▸ **Entries taken from a collection**:
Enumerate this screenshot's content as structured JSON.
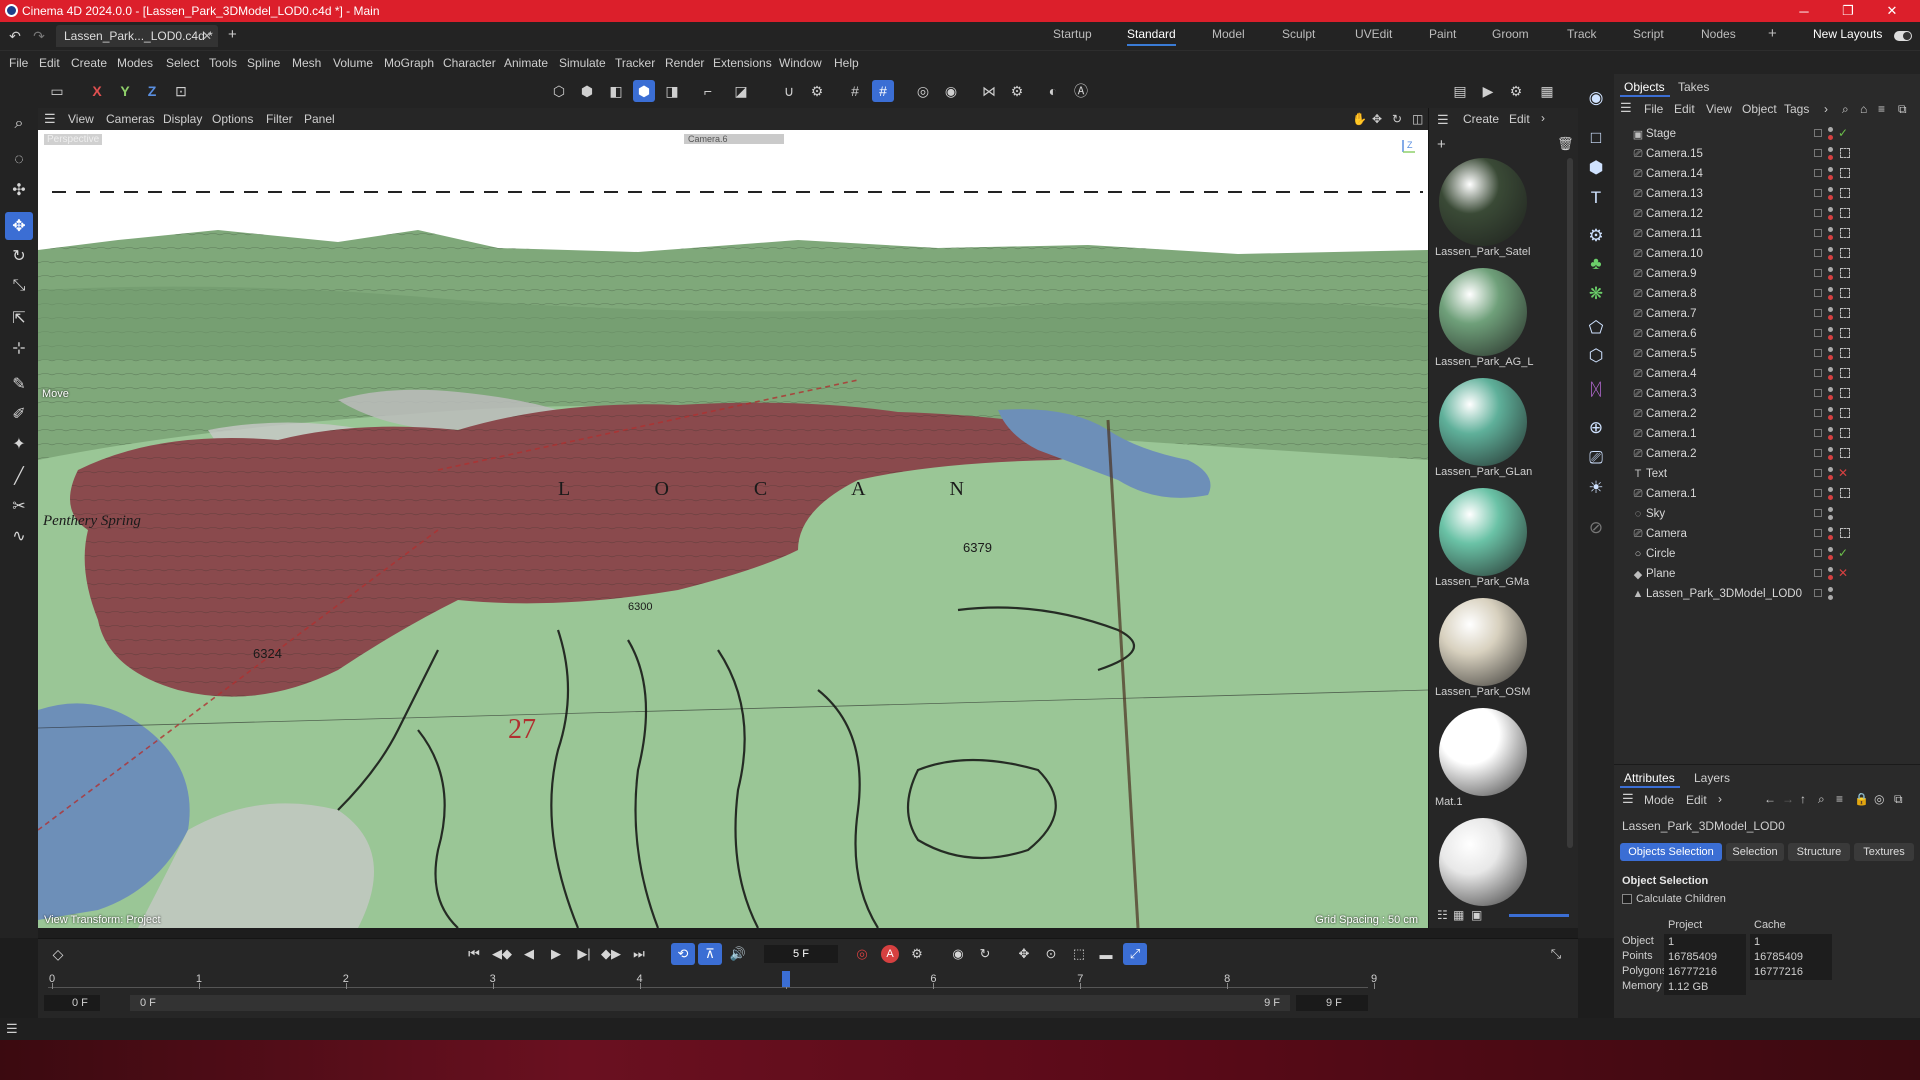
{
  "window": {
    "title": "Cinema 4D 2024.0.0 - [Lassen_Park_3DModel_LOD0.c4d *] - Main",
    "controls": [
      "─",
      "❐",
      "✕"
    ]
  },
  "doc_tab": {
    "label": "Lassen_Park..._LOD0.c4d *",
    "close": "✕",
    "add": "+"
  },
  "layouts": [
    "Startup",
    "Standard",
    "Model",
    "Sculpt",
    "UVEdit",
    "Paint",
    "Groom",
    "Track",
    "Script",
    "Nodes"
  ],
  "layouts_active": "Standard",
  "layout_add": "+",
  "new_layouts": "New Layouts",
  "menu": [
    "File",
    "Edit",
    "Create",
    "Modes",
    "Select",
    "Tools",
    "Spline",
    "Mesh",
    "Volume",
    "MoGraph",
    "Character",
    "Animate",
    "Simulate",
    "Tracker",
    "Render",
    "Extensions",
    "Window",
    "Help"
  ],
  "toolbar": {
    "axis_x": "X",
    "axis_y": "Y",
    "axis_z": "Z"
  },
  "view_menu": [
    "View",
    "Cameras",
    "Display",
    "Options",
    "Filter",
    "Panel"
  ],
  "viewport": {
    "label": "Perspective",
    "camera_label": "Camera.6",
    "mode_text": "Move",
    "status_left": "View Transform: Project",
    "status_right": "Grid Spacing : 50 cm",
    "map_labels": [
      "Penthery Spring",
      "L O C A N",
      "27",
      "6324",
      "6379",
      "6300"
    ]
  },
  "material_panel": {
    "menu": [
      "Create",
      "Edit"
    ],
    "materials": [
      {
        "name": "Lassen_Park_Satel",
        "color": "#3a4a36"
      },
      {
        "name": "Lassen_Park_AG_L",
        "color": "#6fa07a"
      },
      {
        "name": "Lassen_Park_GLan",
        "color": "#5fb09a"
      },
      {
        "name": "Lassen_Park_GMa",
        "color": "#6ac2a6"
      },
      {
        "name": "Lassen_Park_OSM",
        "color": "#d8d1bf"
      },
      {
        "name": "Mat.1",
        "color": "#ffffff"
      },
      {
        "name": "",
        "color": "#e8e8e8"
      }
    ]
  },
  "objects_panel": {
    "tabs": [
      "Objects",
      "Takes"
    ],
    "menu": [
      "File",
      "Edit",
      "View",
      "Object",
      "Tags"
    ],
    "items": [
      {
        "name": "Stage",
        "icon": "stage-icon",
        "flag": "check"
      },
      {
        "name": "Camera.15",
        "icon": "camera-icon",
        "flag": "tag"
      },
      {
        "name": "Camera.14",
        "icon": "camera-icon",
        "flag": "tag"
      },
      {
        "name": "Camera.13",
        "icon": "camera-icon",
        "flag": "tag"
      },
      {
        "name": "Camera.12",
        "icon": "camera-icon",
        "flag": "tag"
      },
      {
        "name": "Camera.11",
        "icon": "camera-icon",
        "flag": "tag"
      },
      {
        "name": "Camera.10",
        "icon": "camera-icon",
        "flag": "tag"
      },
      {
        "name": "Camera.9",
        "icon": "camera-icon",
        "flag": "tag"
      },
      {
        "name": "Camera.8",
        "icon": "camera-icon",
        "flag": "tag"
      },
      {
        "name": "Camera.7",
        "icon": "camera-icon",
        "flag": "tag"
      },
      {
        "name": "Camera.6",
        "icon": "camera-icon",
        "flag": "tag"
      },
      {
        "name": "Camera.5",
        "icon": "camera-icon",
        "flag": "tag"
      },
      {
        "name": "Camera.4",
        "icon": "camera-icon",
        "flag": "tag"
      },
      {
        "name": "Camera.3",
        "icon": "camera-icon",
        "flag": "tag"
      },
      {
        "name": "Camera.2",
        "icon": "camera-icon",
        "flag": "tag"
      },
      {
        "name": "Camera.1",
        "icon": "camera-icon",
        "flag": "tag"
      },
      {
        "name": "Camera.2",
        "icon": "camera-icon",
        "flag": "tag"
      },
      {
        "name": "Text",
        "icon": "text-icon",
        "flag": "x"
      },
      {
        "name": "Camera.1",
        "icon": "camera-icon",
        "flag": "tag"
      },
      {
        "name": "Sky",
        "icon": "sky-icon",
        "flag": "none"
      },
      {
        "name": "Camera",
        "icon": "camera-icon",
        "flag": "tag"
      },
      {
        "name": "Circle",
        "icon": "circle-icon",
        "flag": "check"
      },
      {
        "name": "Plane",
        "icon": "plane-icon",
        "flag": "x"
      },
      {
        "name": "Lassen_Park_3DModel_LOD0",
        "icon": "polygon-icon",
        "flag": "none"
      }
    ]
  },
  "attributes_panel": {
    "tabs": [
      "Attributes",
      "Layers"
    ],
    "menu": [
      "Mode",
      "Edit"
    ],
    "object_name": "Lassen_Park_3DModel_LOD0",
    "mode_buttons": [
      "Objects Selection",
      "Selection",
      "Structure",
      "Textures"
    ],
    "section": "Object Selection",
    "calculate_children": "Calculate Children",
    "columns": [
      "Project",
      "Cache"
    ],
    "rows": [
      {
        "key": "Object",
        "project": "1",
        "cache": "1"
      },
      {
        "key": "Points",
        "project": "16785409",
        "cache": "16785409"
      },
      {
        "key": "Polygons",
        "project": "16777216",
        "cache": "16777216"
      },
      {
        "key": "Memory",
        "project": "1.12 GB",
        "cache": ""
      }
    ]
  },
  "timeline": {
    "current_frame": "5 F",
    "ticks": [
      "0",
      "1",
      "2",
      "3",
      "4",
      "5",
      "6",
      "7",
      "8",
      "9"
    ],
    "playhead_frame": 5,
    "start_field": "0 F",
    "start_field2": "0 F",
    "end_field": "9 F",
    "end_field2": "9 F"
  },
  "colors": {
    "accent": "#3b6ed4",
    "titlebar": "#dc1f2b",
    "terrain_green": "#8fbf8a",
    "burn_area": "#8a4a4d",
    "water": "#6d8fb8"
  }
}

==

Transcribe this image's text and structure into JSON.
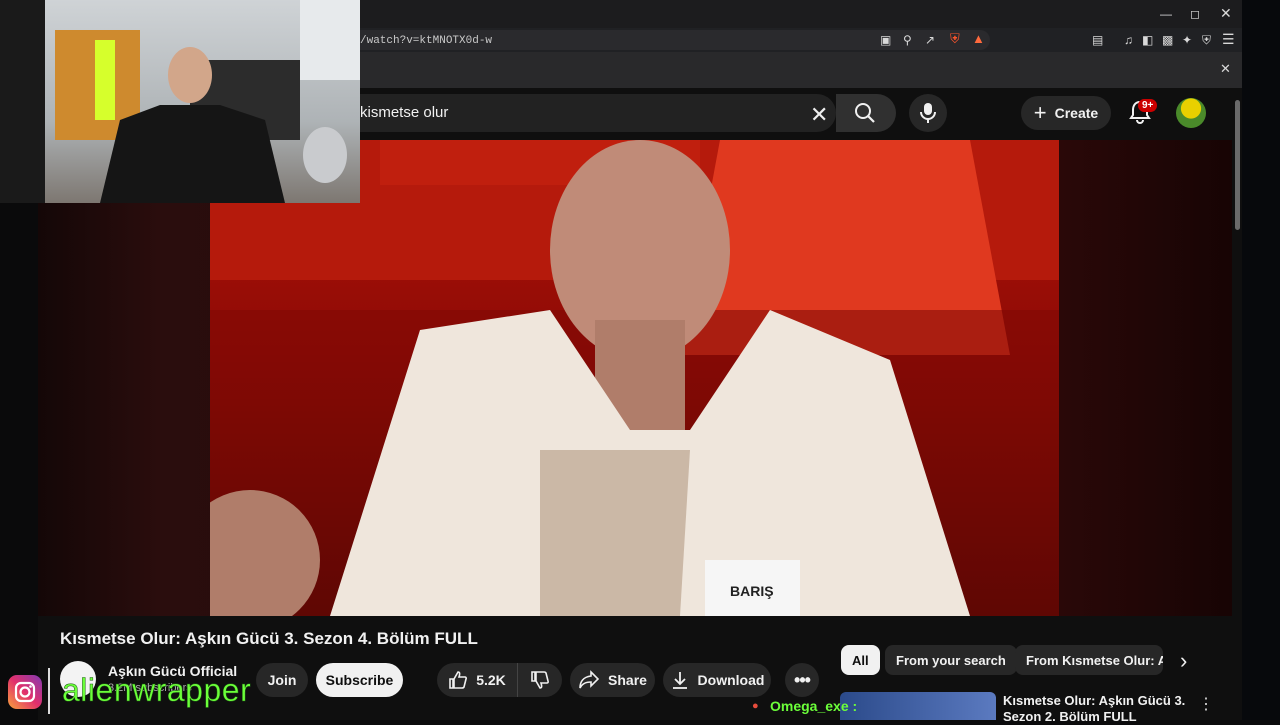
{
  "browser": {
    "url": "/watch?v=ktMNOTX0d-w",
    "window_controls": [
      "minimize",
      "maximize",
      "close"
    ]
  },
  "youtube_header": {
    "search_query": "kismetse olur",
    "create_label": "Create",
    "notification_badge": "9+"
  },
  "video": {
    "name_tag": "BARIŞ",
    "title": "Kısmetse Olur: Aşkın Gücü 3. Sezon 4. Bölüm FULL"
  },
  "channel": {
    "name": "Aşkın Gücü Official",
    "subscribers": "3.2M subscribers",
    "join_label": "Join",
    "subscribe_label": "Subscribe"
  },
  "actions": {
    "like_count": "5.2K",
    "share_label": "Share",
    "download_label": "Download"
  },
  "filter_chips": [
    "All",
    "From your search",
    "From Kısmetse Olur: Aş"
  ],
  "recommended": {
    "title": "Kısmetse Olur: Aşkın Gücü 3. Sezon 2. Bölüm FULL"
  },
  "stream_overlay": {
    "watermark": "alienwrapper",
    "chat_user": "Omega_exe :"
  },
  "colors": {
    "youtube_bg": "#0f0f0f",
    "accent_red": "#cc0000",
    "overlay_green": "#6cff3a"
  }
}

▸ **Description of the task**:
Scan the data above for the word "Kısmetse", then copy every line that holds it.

▸ **Task answer**:
    "title": "Kısmetse Olur: Aşkın Gücü 3. Sezon 4. Bölüm FULL"
    "From Kısmetse Olur: Aş"
    "title": "Kısmetse Olur: Aşkın Gücü 3. Sezon 2. Bölüm FULL"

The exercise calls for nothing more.